It is true that the conflicts took place between groups that are identified by themselves and others as mentioned above. However, the process of creating the atmosphere of ‘us’ against ‘the Other’ in general does not begin as rivalry between cultural identities, but between political – regional, national and international – elites. When a society is in a crisis situation- for example in the case of an underdeveloped state with a weak government as Sudan – political leaders use the patterns of existing cultural identities to create a so-called in-group. They do this to develop a support platform for their power and to generate material gain. To strengthen the in-group, they classify an out-group and define them as the enemy that endangers the in-group. This out-group can be appointed from outside the society, but also from within.  The idea/myth is created that by defeating or annihilating this out-group, the problems of the in-group will be solved. The prospect of a better future will generate support for the political elites. Their tactics to create this division is to facilitate and allow the humiliation, suppression, plundering and killing of the outsiders for the benefits of the insiders.

The motivation of individuals or communities to become part of an in-group are therefore based on opportunism and/or fear. On the one hand, people might be driven by fear to be appointed in their society as ‘the Other’. On the other hand, they can be scared to become a victim of an out-group;  hence the need for protection. The book What is the What of Dave Eggers provides a clear analysis of this process in the situation in Sudan. The book is an autobiographic story of Sudanese Valentino Achak Deng.

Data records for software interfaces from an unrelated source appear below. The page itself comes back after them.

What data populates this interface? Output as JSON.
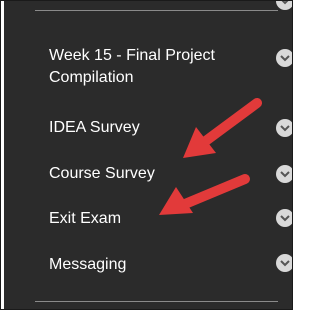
{
  "menu": {
    "items": [
      {
        "label": "Week 15 - Final Project Compilation"
      },
      {
        "label": "IDEA Survey"
      },
      {
        "label": "Course Survey"
      },
      {
        "label": "Exit Exam"
      },
      {
        "label": "Messaging"
      }
    ]
  },
  "icons": {
    "expand": "chevron-down-icon",
    "annotation": "red-arrow-icon"
  },
  "colors": {
    "panel_background": "#2b2b2b",
    "text": "#ffffff",
    "chevron_circle": "#d9d9d9",
    "annotation_arrow": "#e23a3a"
  }
}
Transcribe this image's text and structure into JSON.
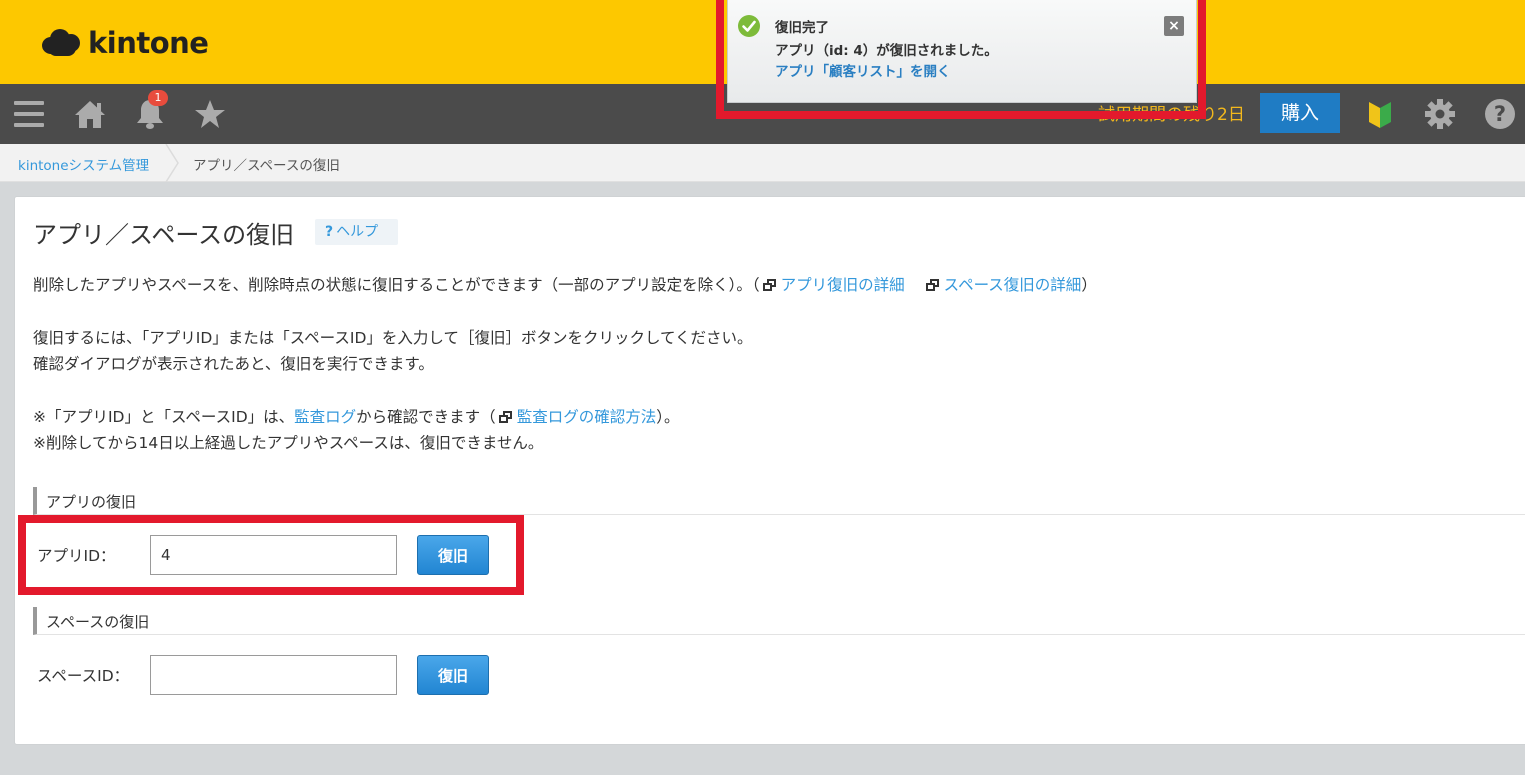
{
  "header": {
    "logo_text": "kintone",
    "brand_color": "#fdc800"
  },
  "toolbar": {
    "icons": [
      "menu-icon",
      "home-icon",
      "bell-icon",
      "star-icon",
      "beginner-mark-icon",
      "gear-icon",
      "help-icon"
    ],
    "notification_count": "1",
    "trial_text": "試用期間の残り2日",
    "buy_label": "購入"
  },
  "breadcrumb": {
    "items": [
      "kintoneシステム管理",
      "アプリ／スペースの復旧"
    ]
  },
  "page": {
    "title": "アプリ／スペースの復旧",
    "help_icon": "?",
    "help_label": "ヘルプ",
    "desc_1_pre": "削除したアプリやスペースを、削除時点の状態に復旧することができます（一部のアプリ設定を除く）。（",
    "desc_1_link1": "アプリ復旧の詳細",
    "desc_1_link2": "スペース復旧の詳細",
    "desc_1_post": "）",
    "desc_2": "復旧するには、「アプリID」または「スペースID」を入力して［復旧］ボタンをクリックしてください。",
    "desc_3": "確認ダイアログが表示されたあと、復旧を実行できます。",
    "note_1_pre": "※「アプリID」と「スペースID」は、",
    "note_1_link1": "監査ログ",
    "note_1_mid": "から確認できます（",
    "note_1_link2": "監査ログの確認方法",
    "note_1_post": "）。",
    "note_2": "※削除してから14日以上経過したアプリやスペースは、復旧できません。"
  },
  "app_restore": {
    "section_title": "アプリの復旧",
    "label": "アプリID：",
    "value": "4",
    "button": "復旧"
  },
  "space_restore": {
    "section_title": "スペースの復旧",
    "label": "スペースID：",
    "value": "",
    "button": "復旧"
  },
  "notification": {
    "title": "復旧完了",
    "message": "アプリ（id: 4）が復旧されました。",
    "link": "アプリ「顧客リスト」を開く",
    "close": "×"
  },
  "colors": {
    "highlight": "#e3192c",
    "link": "#3498db",
    "button": "#2185d2"
  }
}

As a boy he fled from his village and found himself wandering through Sudan with a large group of other minors in search of a safe-heaven. In the following part, one of the elder boys in the group, named Dut, explains the political situation in which the villages of Valentino was raided:

“So General Dahab used a strategy familiar to many governments before this: he armed others to do the work of the army. In this case, he provided tens of thousands of Arab men, the Baggara among them, with automatic weapons. – Why didn’t the government have to pay these men? I asked. – Well, that’s a good question. The Baggara had long fought with the Dinka over grazing pastures and other matters. You probably know this. For many years there has been relative peace between the southern tribes and the Arab tribes, but it was General Dahab’s idea to break this peace, to inspire hatred in the Baggara. When they gave them these weapons, the Baggara knew they had great advantage over the Dinka. This upset the balance we’ve lived with for many years. But how would the government pay all these men. It was simple. They told the horsemen that in exchange for their service, they were authorized to plunder all they want along the way. General Dahd told them to visit upon any Dinka village along the rail lines, and to take what wished – livestock, food, anything from the markets, and even people.”

The fighting in Sudan continues for the reason that political elites on all levels of society exploit the Sudanese cultural diversity for their own goals, not because these cultural identities are unable to live respectfully side by side. Only if a government will be able to gain enough power to create a monopoly of violence and at the same time will respect the cultural diversity of Sudan, the possibility will rise to truly end the violence in Sudan. This is probably not a prospect for the near future, as many – national as well as international – people in power want their share of Sudanese natural resources. Until then the Sudanese people – North and South -have to live in the complex web of hostile cultural identities, that are defined by opportunism and fear. That is what is happing now in Sudan.